World Bank Damns Lake Turkana by Approving Gibe III Power Line
Nairobi - 13 July 2012 - On Thursday, 12 July 2012, the World Bank shafted its own Safeguard Policies and effectively doomed Lake Turkana by approving the Eastern Electricity Highway Project connecting Ethiopia’s electrical grid with Kenya’s. The Bank has committed to fund the 1,000 km transmission line from Ethiopia to Kenya via a credit line.
Considering that most of the electricity that Ethiopia will export to Kenya will come from Africa’s most destructive hydropower dam, Gibe III Dam, which the World Bank itself withdrew funding for saying it was against their Safeguard Policies, this approval is equal to smearing mud in the face of these same policies.

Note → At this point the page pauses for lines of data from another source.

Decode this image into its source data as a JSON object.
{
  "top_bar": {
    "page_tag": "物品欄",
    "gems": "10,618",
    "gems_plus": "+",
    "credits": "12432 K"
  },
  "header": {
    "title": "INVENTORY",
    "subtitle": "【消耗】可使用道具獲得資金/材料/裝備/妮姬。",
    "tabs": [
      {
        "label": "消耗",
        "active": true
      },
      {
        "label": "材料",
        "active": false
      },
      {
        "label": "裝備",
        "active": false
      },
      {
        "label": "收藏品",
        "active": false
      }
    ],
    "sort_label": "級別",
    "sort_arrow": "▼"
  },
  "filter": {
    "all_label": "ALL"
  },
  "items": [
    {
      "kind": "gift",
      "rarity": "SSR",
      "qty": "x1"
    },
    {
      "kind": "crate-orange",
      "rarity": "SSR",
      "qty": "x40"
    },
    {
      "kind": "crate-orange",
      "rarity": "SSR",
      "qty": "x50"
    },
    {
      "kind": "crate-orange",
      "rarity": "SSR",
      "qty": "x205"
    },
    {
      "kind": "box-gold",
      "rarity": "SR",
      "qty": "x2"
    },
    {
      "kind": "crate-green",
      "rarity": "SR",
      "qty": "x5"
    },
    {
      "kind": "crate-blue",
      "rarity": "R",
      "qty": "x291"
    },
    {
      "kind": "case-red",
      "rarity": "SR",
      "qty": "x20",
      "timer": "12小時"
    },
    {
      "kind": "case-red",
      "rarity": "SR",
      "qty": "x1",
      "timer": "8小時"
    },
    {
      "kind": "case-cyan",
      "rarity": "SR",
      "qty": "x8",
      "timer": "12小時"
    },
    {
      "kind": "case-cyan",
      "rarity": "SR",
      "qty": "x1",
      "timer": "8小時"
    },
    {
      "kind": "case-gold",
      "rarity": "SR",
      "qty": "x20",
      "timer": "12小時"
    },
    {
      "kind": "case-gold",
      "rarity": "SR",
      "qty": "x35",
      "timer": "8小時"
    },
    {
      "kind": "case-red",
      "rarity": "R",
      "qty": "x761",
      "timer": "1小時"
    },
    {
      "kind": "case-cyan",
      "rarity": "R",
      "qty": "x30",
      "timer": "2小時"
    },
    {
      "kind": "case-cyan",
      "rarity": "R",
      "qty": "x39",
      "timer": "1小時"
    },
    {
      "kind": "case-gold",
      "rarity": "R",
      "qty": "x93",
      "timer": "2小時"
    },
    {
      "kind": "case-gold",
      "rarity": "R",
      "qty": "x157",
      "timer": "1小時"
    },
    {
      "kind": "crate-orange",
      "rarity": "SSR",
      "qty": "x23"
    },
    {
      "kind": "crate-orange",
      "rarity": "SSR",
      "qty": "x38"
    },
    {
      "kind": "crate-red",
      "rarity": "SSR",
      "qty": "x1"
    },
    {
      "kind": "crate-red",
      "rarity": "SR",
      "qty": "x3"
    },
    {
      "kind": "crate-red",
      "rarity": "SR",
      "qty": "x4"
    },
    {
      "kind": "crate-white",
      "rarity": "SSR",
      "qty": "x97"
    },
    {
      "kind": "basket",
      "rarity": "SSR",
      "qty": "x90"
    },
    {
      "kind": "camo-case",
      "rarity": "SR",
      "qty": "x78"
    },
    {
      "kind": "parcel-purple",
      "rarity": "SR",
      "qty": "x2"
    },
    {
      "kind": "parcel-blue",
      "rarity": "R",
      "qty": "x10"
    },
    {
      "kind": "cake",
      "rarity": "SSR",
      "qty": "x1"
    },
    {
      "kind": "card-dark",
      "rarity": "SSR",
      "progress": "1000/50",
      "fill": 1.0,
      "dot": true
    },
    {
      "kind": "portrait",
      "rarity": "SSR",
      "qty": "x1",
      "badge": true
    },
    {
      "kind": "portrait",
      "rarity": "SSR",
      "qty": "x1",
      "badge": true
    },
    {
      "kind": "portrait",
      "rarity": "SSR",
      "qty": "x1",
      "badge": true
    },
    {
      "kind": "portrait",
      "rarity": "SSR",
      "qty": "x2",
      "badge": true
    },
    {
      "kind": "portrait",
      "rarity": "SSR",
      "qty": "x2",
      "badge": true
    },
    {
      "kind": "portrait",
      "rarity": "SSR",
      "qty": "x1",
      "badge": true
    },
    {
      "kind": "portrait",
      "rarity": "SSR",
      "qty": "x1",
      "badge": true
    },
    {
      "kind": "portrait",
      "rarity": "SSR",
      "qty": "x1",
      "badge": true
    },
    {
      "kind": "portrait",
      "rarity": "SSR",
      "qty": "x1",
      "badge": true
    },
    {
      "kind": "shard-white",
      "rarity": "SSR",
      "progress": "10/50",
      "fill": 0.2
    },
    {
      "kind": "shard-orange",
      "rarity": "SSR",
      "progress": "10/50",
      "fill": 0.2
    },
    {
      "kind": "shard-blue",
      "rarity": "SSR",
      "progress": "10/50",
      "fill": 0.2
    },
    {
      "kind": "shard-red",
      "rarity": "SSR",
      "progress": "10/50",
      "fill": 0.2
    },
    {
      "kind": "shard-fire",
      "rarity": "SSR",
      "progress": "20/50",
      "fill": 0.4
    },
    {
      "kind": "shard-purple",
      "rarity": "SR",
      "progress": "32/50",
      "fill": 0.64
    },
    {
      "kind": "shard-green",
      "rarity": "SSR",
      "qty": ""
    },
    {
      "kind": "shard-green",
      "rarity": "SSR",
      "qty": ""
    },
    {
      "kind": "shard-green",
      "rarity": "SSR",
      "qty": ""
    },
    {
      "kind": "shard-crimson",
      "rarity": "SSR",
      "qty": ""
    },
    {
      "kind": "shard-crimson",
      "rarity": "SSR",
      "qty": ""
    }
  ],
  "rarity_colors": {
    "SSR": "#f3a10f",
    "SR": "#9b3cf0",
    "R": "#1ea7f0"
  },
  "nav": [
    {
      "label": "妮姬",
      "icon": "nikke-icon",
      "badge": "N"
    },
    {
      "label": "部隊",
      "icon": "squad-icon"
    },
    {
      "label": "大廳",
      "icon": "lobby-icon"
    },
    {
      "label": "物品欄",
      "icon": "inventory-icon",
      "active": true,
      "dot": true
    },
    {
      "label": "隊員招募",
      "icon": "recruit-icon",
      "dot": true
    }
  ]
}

Ms. Ikal Angelei, founder of the Friends of Lake Turkana, an activist group that has been fighting the Gibe III Dam since 2008, felt betrayed by the organization that she lobbied until they withdrew funding for building the dam. “The World Bank stood by its principles when it refused to fund the dam in the absence of concrete measures to uphold the rights of indigenous peoples and address serious environmental concerns,” she said, “Now it has stamped on those same principles by funding Gibe III through the back door.”
The Gibe III Dam is considered Africa’s most destructive dam project, threatening the food security and local livelihoods of at least half a million people in the Lower Omo Valley and along the shores of Kenya's Lake Turkana. The project has been in violation of Ethiopia’s laws on environmental protection and procurement practices. Although the dam will cut off the main water supply for Lake Turkana for years while the reservoir fills, Ethiopia continues to maintain that the dam will have no negative impacts on the Lake. Ethiopia has done no scientific analysis on the impacts of the dam on the Lake.
Gibe III has always been justified as producing electricity for domestic consumption and for export. Official East African Power Pool (EAPP) documents list only five projects being developed in Ethiopia for the power pool (all large hydropower dams); only Gibe III will be online by the time the transmission line is complete. This means that, at this time, the transmission line would not be viable without Gibe III, and hence, Gibe III is indeed an Associated Facility of the power pool. Exporting electricity to Kenya has always been presented as part of the Gibe III Dam’s rationale.
By approving this project, the World Bank in effect deviously endorses the building of Gibe III, thus placing the lives of more 500,000 people on the line and damning perhaps the only significant natural life-support system in the dry Omo-Turkana ecosystem.
Lake Turkana is the largest permanent desert lake in the world, and a profoundly important oasis in a harsh and unforgiving land. Nearly 90% of the lake’s inflow is from the Omo River which Gibe III is damming. Gibe III is projected to result in a drop of 7-10 meters in the lake’s depth in the first five years alone (without considering the impacts of climate change). Resulting changes in the chemistry and sediment levels of the river threaten the region’s tremendous biodiversity, including large populations of Nile crocodiles, hippopotamus, and over 40 different species of fish and snakes.
The EAPP is hugely dependent on hydropower. Presentations by EAPP officials list additional power projects for a total of 12,070 megawatts, of which all but 300 megawatts are supposed to be generated by hydropower plants. This one-sided focus will massively increase the climate vulnerability of the whole region.
Since droughts and floods are expected to become more frequent and intense under climate change (including in the Horn of Africa), the Director of the International Monetary Fund’s Africa Department recommended in August 2011 that governments “work to minimize a very significant dependence on hydropower in East Africa.” The World Bank’s own ESMAP suggested in January 2011 that for heavily hydro-dependent countries “an adaptation response [to climate change] may require a policy decision to diversify away from hydropower.” Oddly, the World Bank admits that it did not evaluate the transmission line for climate risks.
The Friends of Lake Turkana lobby is now calling on the World Bank to cancel its support for this transmission line that is a clear endorsement of one of the most dangerous development projects in the world.
Friends of Lake Turkana (FoLT) is a community trust interested in the survival and conservation of Lake Turkana, its ecosystem and its cultural diversity. For More information go to www.friendsoflaketurkana.org